L'Acadie blanc is a very cold hardy vine able to withstand temperatures as low as −22 °C (−8 °F) to −25 °C (−13 °F), making it much hardier than the more widely planted Seyval blanc. The vine is an early to mid-ripening grape that has to the potential to be very productive and high yielding if not kept in check by winter pruning and later seasonal green harvesting. L'Acadie blanc tends to produce loose bunches which gives it some protection towards the viticultural hazard of botrytis bunch rot.[1] There have been successes growing certified organically.

Wine regions[edit]

A Nova Scotia vineyard planted with L'Acadie blanc.

L'Acadie blanc is most widely planted in Nova Scotia where its cold hardiness is valued. Other plantings exist in north-central Ontario and Quebec where the grape's strong disease resistance makes it a promising planting. In Quebec some of the warmer southern regions of the province tends to produce styles lacking acidity while Québécois plantings in cooler areas have been increasing.[1]
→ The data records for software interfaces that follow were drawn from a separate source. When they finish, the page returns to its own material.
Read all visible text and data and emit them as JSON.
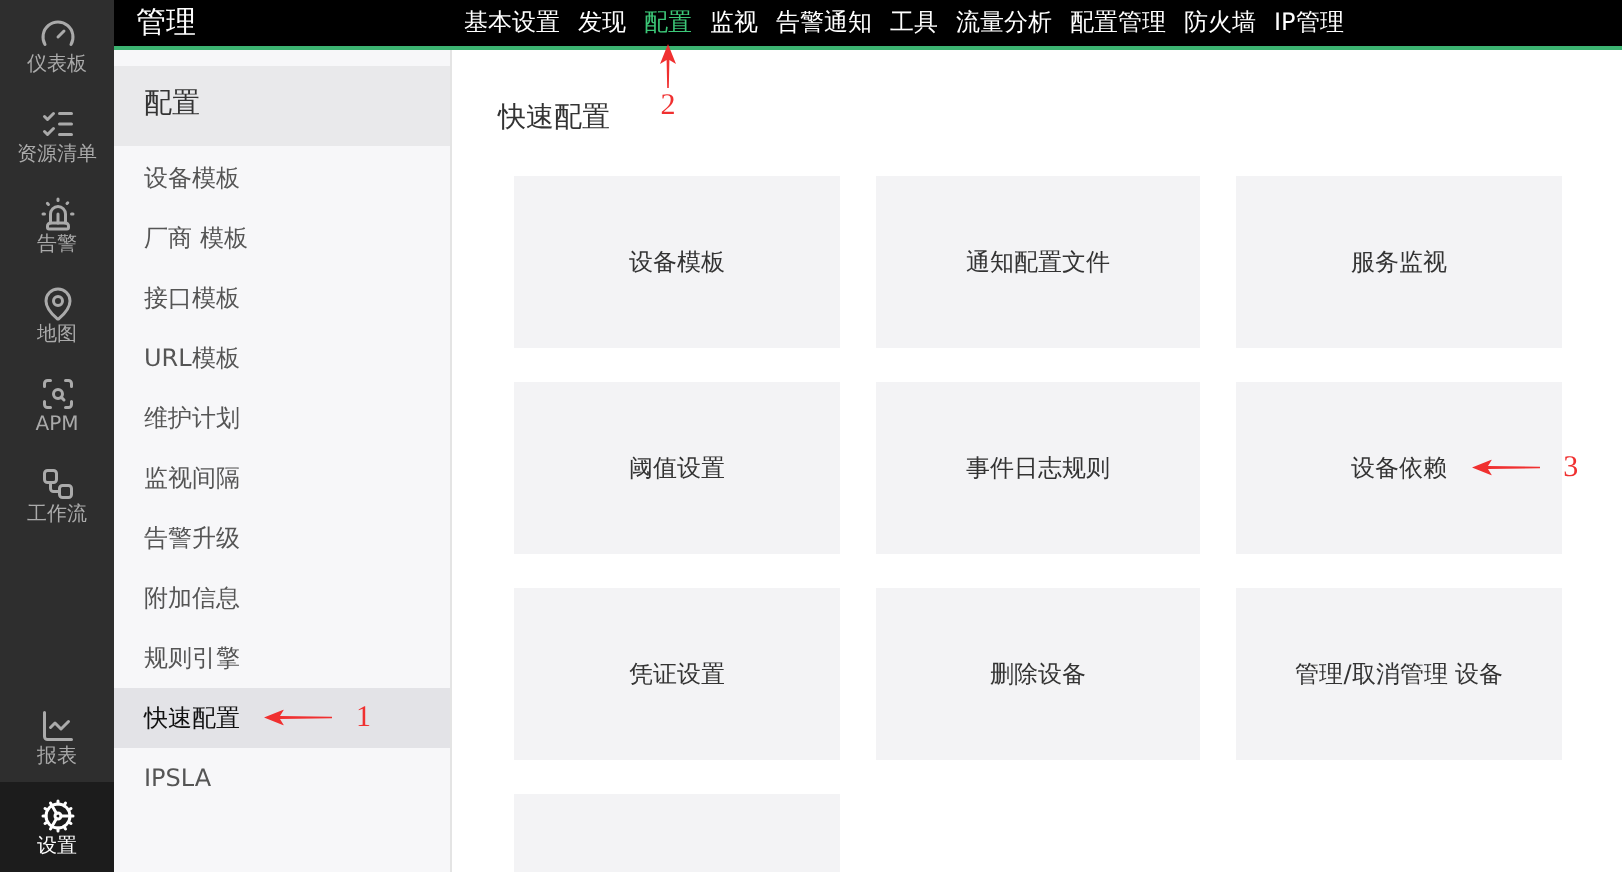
{
  "rail": {
    "top": [
      {
        "label": "仪表板",
        "kind": "gauge",
        "selected": false
      },
      {
        "label": "资源清单",
        "kind": "list",
        "selected": false
      },
      {
        "label": "告警",
        "kind": "siren",
        "selected": false
      },
      {
        "label": "地图",
        "kind": "pin",
        "selected": false
      },
      {
        "label": "APM",
        "kind": "scan",
        "selected": false
      },
      {
        "label": "工作流",
        "kind": "flow",
        "selected": false
      }
    ],
    "bottom": [
      {
        "label": "报表",
        "kind": "chart",
        "selected": false
      },
      {
        "label": "设置",
        "kind": "cog",
        "selected": true
      }
    ]
  },
  "header": {
    "title": "管理",
    "nav": [
      {
        "label": "基本设置",
        "selected": false
      },
      {
        "label": "发现",
        "selected": false
      },
      {
        "label": "配置",
        "selected": true,
        "annotation": "2"
      },
      {
        "label": "监视",
        "selected": false
      },
      {
        "label": "告警通知",
        "selected": false
      },
      {
        "label": "工具",
        "selected": false
      },
      {
        "label": "流量分析",
        "selected": false
      },
      {
        "label": "配置管理",
        "selected": false
      },
      {
        "label": "防火墙",
        "selected": false
      },
      {
        "label": "IP管理",
        "selected": false
      }
    ]
  },
  "sidebar": {
    "title": "配置",
    "items": [
      {
        "label": "设备模板",
        "selected": false
      },
      {
        "label": "厂商 模板",
        "selected": false
      },
      {
        "label": "接口模板",
        "selected": false
      },
      {
        "label": "URL模板",
        "selected": false
      },
      {
        "label": "维护计划",
        "selected": false
      },
      {
        "label": "监视间隔",
        "selected": false
      },
      {
        "label": "告警升级",
        "selected": false
      },
      {
        "label": "附加信息",
        "selected": false
      },
      {
        "label": "规则引擎",
        "selected": false
      },
      {
        "label": "快速配置",
        "selected": true,
        "annotation": "1"
      },
      {
        "label": "IPSLA",
        "selected": false
      }
    ]
  },
  "main": {
    "title": "快速配置",
    "tiles": [
      {
        "kind": "label",
        "label": "设备模板"
      },
      {
        "kind": "label",
        "label": "通知配置文件"
      },
      {
        "kind": "label",
        "label": "服务监视"
      },
      {
        "kind": "label",
        "label": "阈值设置"
      },
      {
        "kind": "label",
        "label": "事件日志规则"
      },
      {
        "kind": "label",
        "label": "设备依赖",
        "annotation": "3"
      },
      {
        "kind": "label",
        "label": "凭证设置"
      },
      {
        "kind": "label",
        "label": "删除设备"
      },
      {
        "kind": "label",
        "label": "管理/取消管理 设备"
      },
      {
        "kind": "blank"
      }
    ]
  }
}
While L'Acadie blanc is made in a varietal style it is often with other white grape varieties including Seyval blanc, Vandal-Cliche and Vidal blanc. Some wineries are producing traditional method sparkling styles. According to Master of Wine Jancis Robinson, varietal styles of L'Acadie blanc tend to be more full bodied than other Canadian whites with floral and honeyed aroma notes.[1]


As a relatively recently created hybrid, L'Acadie blanc does not have many synonyms with only Acadie, L'Acadie, La'Cadie, L. Acadie blanc, V 53261 and Vineland 53261 generally recognized.[1][5]


  1. ^ a b c d e f g h J. Robinson, J. Harding and J. Vouillamoz Wine Grapes - A complete guide to 1,368 vine varieties, including their origins and flavours pgs 197, 523 Allen Lane 2012 ISBN 978-1-846-14446-2
  2. ^ Mark DeWolf "Defining L’Acadie" Appellation America, Accessed: June 15th, 2013
  3. ^ Lydia Zuraw "The French Learned To Make Wine From Italians 2,400 Years Ago" National Public Radio (NPR), June 4th, 2013
  4. ^ Chateau Stripmine "Family Tree of L'Acadie blanc" courtesy of Helen K. Fisher and O. A. Bradt, University of Guelph
  5. ^ Vitis International Variety Catalogue (VIVC) L'Acadie blanc Accessed: June 15th, 2013